Stored items from a collection
⁂

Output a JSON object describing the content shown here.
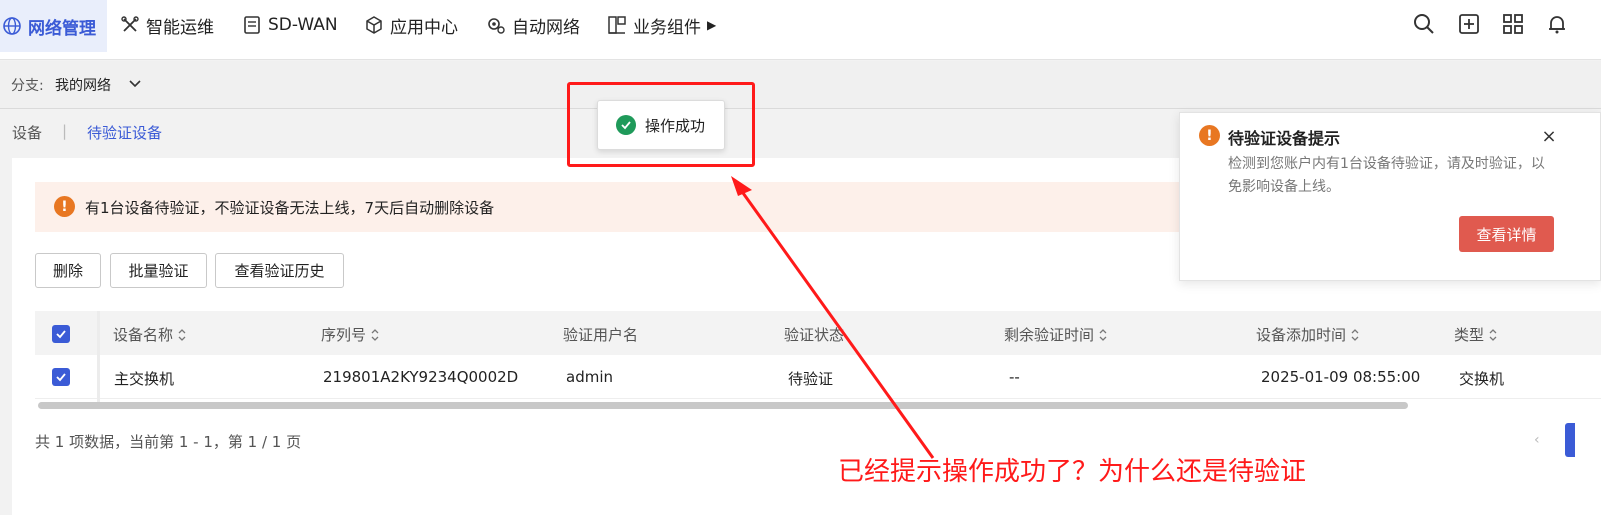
{
  "nav": {
    "items": [
      {
        "label": "网络管理",
        "icon": "globe-icon"
      },
      {
        "label": "智能运维",
        "icon": "tools-icon"
      },
      {
        "label": "SD-WAN",
        "icon": "clipboard-icon"
      },
      {
        "label": "应用中心",
        "icon": "cube-icon"
      },
      {
        "label": "自动网络",
        "icon": "gears-icon"
      },
      {
        "label": "业务组件",
        "icon": "blocks-icon"
      }
    ],
    "tools": [
      "search-icon",
      "add-icon",
      "grid-icon",
      "bell-icon"
    ]
  },
  "branch": {
    "label": "分支:",
    "value": "我的网络"
  },
  "breadcrumb": {
    "tab1": "设备",
    "sep": "|",
    "tab2": "待验证设备"
  },
  "alert": {
    "text": "有1台设备待验证，不验证设备无法上线，7天后自动删除设备",
    "icon": "!"
  },
  "buttons": {
    "delete": "删除",
    "batch_verify": "批量验证",
    "history": "查看验证历史"
  },
  "table": {
    "columns": [
      "设备名称",
      "序列号",
      "验证用户名",
      "验证状态",
      "剩余验证时间",
      "设备添加时间",
      "类型"
    ],
    "rows": [
      {
        "name": "主交换机",
        "serial": "219801A2KY9234Q0002D",
        "user": "admin",
        "status": "待验证",
        "remaining": "--",
        "added": "2025-01-09 08:55:00",
        "type": "交换机"
      }
    ]
  },
  "pager": {
    "text": "共 1 项数据，当前第 1 - 1，第 1 / 1 页",
    "prev": "‹"
  },
  "toast": {
    "text": "操作成功"
  },
  "notice": {
    "title": "待验证设备提示",
    "body": "检测到您账户内有1台设备待验证，请及时验证，以免影响设备上线。",
    "button": "查看详情",
    "close": "×",
    "icon": "!"
  },
  "annotation": {
    "text": "已经提示操作成功了？为什么还是待验证",
    "color": "#ff1a1a"
  },
  "colors": {
    "accent": "#3b5bd6",
    "warning": "#e87722",
    "success": "#1f9a5a",
    "danger": "#e05a4f"
  }
}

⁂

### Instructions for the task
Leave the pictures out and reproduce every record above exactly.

### Output of the exercise
Output a JSON object describing the content shown here.
{
  "nav": {
    "items": [
      {
        "label": "网络管理",
        "icon": "globe-icon"
      },
      {
        "label": "智能运维",
        "icon": "tools-icon"
      },
      {
        "label": "SD-WAN",
        "icon": "clipboard-icon"
      },
      {
        "label": "应用中心",
        "icon": "cube-icon"
      },
      {
        "label": "自动网络",
        "icon": "gears-icon"
      },
      {
        "label": "业务组件",
        "icon": "blocks-icon"
      }
    ],
    "tools": [
      "search-icon",
      "add-icon",
      "grid-icon",
      "bell-icon"
    ]
  },
  "branch": {
    "label": "分支:",
    "value": "我的网络"
  },
  "breadcrumb": {
    "tab1": "设备",
    "sep": "|",
    "tab2": "待验证设备"
  },
  "alert": {
    "text": "有1台设备待验证，不验证设备无法上线，7天后自动删除设备",
    "icon": "!"
  },
  "buttons": {
    "delete": "删除",
    "batch_verify": "批量验证",
    "history": "查看验证历史"
  },
  "table": {
    "columns": [
      "设备名称",
      "序列号",
      "验证用户名",
      "验证状态",
      "剩余验证时间",
      "设备添加时间",
      "类型"
    ],
    "rows": [
      {
        "name": "主交换机",
        "serial": "219801A2KY9234Q0002D",
        "user": "admin",
        "status": "待验证",
        "remaining": "--",
        "added": "2025-01-09 08:55:00",
        "type": "交换机"
      }
    ]
  },
  "pager": {
    "text": "共 1 项数据，当前第 1 - 1，第 1 / 1 页",
    "prev": "‹"
  },
  "toast": {
    "text": "操作成功"
  },
  "notice": {
    "title": "待验证设备提示",
    "body": "检测到您账户内有1台设备待验证，请及时验证，以免影响设备上线。",
    "button": "查看详情",
    "close": "×",
    "icon": "!"
  },
  "annotation": {
    "text": "已经提示操作成功了？为什么还是待验证",
    "color": "#ff1a1a"
  },
  "colors": {
    "accent": "#3b5bd6",
    "warning": "#e87722",
    "success": "#1f9a5a",
    "danger": "#e05a4f"
  }
}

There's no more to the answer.